*Prompt*: This exercise asks for a copy of each line in the records below with the word "JSON" in it.

*Data to use*:
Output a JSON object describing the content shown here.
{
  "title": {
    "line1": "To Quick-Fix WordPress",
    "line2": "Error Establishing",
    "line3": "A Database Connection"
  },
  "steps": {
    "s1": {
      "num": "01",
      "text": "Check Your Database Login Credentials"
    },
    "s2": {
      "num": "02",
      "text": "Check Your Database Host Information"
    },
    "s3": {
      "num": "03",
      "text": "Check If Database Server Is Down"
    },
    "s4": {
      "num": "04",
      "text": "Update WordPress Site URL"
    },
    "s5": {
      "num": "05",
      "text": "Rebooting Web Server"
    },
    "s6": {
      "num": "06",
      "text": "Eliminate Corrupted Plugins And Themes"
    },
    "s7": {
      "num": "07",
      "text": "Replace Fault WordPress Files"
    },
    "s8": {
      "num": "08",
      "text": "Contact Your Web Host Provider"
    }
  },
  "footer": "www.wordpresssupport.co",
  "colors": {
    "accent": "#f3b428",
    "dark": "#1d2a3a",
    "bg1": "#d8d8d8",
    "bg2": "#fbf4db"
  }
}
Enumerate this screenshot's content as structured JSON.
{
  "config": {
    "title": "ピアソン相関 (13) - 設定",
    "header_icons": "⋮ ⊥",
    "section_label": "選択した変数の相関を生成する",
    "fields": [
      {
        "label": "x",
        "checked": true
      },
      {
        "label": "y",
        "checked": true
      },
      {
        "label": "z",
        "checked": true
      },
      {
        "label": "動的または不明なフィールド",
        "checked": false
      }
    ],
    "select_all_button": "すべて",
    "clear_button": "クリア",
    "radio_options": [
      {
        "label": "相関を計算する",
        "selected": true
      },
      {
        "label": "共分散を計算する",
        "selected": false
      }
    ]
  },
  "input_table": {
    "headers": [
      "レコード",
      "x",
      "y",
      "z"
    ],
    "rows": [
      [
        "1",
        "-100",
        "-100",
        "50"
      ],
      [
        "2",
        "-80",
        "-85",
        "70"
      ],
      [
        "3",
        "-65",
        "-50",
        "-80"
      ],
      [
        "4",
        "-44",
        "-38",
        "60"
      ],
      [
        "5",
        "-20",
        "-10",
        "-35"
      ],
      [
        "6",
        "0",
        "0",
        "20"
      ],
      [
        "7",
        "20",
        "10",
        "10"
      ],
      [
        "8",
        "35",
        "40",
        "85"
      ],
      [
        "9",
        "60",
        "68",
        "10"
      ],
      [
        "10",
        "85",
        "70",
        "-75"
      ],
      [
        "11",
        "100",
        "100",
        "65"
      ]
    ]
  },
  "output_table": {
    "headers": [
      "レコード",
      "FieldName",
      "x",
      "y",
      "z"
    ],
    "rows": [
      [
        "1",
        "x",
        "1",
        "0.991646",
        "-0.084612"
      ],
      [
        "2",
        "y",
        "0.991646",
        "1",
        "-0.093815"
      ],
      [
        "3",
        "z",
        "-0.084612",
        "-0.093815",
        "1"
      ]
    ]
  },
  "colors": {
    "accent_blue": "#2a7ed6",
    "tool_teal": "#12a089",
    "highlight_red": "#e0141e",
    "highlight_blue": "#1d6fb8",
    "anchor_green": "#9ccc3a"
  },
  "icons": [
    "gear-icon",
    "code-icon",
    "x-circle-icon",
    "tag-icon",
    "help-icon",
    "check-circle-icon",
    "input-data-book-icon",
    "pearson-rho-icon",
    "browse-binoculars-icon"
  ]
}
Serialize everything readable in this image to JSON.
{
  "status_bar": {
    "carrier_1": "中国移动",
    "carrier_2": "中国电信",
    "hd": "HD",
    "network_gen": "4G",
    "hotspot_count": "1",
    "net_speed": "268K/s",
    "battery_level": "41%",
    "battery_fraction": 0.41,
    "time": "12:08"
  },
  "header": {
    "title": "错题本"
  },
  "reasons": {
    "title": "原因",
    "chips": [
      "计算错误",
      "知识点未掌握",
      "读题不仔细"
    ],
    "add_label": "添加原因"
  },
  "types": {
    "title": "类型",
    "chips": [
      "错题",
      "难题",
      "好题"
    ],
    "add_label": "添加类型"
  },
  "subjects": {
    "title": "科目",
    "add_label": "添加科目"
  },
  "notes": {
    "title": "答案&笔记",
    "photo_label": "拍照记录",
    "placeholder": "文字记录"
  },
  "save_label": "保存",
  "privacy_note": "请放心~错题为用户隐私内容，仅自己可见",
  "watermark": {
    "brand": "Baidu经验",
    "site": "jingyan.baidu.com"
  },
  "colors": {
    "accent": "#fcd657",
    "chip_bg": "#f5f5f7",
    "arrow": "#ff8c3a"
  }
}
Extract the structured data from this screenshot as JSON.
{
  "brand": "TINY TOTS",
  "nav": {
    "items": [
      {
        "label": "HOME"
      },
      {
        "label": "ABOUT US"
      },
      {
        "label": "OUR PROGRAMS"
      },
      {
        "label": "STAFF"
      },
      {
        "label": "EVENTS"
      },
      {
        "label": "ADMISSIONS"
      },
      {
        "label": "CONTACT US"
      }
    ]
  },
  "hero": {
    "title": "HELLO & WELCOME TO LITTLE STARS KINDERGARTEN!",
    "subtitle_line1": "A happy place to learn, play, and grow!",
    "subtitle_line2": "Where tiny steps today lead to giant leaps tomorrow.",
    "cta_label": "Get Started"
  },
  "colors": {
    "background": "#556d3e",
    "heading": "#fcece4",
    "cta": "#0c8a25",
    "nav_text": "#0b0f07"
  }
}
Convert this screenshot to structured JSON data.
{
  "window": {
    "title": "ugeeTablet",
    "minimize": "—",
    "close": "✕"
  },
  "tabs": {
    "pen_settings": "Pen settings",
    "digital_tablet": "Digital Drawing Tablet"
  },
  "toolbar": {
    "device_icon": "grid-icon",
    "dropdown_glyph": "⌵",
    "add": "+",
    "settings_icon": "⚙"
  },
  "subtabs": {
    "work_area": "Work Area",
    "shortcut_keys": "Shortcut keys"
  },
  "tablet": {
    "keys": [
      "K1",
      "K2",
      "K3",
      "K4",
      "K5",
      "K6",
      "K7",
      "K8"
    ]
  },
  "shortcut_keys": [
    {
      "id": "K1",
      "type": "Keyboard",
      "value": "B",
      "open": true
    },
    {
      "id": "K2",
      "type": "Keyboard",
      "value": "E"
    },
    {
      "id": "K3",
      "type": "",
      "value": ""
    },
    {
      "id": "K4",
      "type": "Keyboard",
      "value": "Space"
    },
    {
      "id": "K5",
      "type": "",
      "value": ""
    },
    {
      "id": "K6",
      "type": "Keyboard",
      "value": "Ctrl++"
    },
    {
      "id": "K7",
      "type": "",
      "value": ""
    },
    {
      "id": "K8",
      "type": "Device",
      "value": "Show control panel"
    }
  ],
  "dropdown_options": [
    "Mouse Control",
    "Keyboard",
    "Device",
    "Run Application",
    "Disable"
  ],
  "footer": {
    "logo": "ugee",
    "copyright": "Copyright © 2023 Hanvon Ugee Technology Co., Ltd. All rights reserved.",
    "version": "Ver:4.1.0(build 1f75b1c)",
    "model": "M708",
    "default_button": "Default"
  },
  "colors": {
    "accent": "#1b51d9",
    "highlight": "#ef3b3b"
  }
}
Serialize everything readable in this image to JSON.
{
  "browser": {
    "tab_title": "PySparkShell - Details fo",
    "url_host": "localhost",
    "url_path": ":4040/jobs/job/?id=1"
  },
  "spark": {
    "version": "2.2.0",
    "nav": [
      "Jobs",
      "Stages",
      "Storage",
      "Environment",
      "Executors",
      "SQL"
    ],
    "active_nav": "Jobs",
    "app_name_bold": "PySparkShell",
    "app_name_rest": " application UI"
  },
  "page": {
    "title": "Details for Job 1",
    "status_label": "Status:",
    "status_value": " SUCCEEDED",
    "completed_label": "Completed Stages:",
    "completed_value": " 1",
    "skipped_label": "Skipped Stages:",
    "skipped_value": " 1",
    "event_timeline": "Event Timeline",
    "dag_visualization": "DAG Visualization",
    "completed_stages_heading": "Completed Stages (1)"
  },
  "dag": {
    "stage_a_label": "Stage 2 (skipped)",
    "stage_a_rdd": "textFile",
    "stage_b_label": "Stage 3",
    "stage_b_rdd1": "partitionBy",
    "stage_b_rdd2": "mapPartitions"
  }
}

*Task answer*:
Output a JSON object describing the content shown here.
Enumerate this screenshot's content as structured JSON.
Serialize everything readable in this image to JSON.
Extract the structured data from this screenshot as JSON.
Convert this screenshot to structured JSON data.
Serialize everything readable in this image to JSON.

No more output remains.